All rights Reserved . Kroenke developed a data modeling language called the semantic object model which provided the foundation for Wall Data's SALSA products. working both in Los Angles and at the Pentagon. application AUTHOR BIOGRAPHIES David M. as well as other related products. He is currently researching technology to improve programmer productivity. desktop publishing.S. he published the first edition of Database Processing. In 1982 Kroenke was one of the founding directors of the Microrim Corporation where he lead the marketing and development of the DBMS product R:base 5000. application development tools. Gray led the development of Wall Data's SALSA application generation products based on the semantic object model. Air Force.10541 15th Ave NW Seattle. WA 98177 don. His work encompasses diverse software technology areas such as database applications. where he developed one of the world's first DBMS products. In 1977. a text that is currently published in its tenth edition. Washington and enjoys hiking and backpacking.gray@ironmoon. Kroenke continues his consulting and writing projects. He is also a Lecturer in Information Systems at the University of Washington in Seattle. Copyright EDSIG Spring 2006 Provided by ProQuest Information and Learning Company. He began as a computer programmer for the U. C. Currently. Kroenke has more than thirty-five years experience in the computer industry.
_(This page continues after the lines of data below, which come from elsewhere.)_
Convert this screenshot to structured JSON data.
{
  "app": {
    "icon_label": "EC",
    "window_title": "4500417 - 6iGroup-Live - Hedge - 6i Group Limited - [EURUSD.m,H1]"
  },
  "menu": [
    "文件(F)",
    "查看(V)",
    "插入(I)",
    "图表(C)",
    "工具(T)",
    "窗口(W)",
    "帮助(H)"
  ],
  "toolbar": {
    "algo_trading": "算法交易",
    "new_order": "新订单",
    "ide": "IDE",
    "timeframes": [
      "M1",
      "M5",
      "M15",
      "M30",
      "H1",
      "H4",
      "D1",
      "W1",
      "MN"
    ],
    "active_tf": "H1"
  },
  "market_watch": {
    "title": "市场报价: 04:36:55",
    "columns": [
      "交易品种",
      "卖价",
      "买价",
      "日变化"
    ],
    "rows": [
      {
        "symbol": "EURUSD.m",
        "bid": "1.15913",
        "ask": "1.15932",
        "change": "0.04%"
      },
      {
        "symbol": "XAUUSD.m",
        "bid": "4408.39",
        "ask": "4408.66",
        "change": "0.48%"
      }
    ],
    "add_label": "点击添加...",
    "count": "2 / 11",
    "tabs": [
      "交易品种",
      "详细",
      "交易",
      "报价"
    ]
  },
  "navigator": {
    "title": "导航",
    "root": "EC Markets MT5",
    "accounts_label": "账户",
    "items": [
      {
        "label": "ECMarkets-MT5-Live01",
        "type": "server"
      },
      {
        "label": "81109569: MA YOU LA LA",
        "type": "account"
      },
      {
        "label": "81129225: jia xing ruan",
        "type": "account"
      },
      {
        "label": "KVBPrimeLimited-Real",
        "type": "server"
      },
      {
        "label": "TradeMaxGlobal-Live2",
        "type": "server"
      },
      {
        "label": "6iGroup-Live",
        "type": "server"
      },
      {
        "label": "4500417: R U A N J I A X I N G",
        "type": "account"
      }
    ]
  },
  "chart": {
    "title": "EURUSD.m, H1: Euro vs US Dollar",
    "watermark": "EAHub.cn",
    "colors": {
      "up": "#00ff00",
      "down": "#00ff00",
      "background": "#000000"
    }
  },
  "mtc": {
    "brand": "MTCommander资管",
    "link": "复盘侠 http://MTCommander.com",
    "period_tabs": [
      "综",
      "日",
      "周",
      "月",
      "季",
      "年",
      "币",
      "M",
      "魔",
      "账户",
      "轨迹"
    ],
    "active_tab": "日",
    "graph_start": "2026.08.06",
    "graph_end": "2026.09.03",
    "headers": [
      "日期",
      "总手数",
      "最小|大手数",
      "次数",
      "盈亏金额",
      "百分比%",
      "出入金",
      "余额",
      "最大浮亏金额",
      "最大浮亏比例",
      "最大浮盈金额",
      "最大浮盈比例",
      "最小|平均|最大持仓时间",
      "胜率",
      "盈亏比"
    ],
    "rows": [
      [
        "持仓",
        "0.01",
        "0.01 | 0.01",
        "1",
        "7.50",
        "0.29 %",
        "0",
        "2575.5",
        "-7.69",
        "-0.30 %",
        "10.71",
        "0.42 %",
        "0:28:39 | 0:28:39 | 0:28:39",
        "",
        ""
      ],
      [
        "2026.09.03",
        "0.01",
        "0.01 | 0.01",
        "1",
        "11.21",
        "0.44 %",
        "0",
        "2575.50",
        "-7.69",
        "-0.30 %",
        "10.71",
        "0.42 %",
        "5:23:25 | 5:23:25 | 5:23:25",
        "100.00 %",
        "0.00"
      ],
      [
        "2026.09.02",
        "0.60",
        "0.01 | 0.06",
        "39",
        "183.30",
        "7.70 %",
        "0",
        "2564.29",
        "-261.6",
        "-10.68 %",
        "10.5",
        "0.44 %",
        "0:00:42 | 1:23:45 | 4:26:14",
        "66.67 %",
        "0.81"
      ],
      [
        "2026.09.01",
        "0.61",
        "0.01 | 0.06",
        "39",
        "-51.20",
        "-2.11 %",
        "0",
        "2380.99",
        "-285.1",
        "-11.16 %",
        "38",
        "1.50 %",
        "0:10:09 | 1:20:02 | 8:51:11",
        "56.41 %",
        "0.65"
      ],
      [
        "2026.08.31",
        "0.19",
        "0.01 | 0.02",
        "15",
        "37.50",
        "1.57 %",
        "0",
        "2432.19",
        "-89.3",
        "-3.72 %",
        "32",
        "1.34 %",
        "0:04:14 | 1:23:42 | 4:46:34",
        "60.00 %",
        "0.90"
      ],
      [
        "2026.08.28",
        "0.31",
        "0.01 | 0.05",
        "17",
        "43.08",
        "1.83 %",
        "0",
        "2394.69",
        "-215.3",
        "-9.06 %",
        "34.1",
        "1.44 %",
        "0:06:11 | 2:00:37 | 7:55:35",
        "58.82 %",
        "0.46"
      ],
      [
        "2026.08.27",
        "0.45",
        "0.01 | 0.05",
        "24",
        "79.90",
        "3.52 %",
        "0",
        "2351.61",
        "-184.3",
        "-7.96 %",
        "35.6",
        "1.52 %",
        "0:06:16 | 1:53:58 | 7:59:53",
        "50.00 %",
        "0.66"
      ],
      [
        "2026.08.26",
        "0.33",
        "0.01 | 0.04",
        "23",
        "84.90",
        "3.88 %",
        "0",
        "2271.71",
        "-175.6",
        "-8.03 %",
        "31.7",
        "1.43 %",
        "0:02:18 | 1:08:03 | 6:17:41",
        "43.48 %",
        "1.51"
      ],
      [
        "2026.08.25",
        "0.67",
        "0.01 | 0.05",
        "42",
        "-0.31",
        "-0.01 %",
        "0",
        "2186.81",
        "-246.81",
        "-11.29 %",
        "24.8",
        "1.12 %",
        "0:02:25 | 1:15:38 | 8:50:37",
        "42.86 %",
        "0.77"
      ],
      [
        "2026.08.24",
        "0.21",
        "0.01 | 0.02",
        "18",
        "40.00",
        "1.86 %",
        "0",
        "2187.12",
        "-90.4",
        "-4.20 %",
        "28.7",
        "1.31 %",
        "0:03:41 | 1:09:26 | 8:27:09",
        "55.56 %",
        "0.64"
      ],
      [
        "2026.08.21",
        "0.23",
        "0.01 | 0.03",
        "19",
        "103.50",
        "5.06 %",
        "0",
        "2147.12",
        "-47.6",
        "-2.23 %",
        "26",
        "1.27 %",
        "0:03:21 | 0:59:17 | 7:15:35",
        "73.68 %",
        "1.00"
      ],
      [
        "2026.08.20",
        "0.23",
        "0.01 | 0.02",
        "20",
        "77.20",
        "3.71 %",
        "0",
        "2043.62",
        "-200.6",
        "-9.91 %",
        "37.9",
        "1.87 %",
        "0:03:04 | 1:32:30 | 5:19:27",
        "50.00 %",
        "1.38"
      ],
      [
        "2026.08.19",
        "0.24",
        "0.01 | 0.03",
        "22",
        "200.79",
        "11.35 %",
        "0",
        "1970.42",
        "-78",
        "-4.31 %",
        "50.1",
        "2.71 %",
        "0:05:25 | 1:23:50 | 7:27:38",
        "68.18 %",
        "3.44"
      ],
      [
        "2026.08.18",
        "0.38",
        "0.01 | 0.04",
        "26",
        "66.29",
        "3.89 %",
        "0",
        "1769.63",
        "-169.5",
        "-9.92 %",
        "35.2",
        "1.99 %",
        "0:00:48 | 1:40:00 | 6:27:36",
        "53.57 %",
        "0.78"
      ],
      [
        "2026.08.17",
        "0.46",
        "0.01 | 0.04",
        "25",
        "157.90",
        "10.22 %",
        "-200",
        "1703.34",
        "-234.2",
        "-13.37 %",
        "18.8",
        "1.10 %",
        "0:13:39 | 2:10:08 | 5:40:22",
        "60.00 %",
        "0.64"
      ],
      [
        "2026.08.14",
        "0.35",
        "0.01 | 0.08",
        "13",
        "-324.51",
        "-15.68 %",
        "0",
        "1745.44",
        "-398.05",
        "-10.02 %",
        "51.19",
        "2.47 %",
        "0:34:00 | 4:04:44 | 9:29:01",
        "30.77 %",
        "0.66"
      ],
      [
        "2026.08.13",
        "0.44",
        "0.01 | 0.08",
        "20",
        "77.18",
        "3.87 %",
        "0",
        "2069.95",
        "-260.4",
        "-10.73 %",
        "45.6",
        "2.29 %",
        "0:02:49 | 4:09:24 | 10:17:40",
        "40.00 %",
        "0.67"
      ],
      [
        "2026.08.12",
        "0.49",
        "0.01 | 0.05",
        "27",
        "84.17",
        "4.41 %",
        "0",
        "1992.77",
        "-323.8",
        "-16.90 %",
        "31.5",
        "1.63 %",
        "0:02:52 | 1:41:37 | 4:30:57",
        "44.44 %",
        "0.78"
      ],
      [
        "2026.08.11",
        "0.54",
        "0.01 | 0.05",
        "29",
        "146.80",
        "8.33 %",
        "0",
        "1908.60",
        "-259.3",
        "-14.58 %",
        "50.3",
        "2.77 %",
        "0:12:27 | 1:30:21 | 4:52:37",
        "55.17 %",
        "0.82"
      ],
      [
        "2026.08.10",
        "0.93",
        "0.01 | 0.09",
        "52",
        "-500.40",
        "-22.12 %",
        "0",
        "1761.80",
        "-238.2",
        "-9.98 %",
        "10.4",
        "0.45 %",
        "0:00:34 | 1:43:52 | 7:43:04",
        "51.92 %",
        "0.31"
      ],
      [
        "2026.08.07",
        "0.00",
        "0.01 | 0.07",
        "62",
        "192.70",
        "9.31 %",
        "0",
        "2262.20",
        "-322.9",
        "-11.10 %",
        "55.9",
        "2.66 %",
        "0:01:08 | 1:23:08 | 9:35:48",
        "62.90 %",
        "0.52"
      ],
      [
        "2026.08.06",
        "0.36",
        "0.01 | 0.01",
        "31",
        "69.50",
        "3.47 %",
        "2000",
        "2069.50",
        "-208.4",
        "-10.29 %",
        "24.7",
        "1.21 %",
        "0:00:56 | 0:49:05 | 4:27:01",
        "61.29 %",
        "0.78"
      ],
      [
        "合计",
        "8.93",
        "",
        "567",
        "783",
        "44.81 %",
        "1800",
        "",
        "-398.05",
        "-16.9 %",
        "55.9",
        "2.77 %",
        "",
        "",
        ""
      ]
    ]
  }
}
He lives in Seattle. A primary focus of his career has been creating technology to reduce complexity for both end users and software developers. Washington. and computer security. Donald Gray has been a leader of innovative software projects for twenty-four years.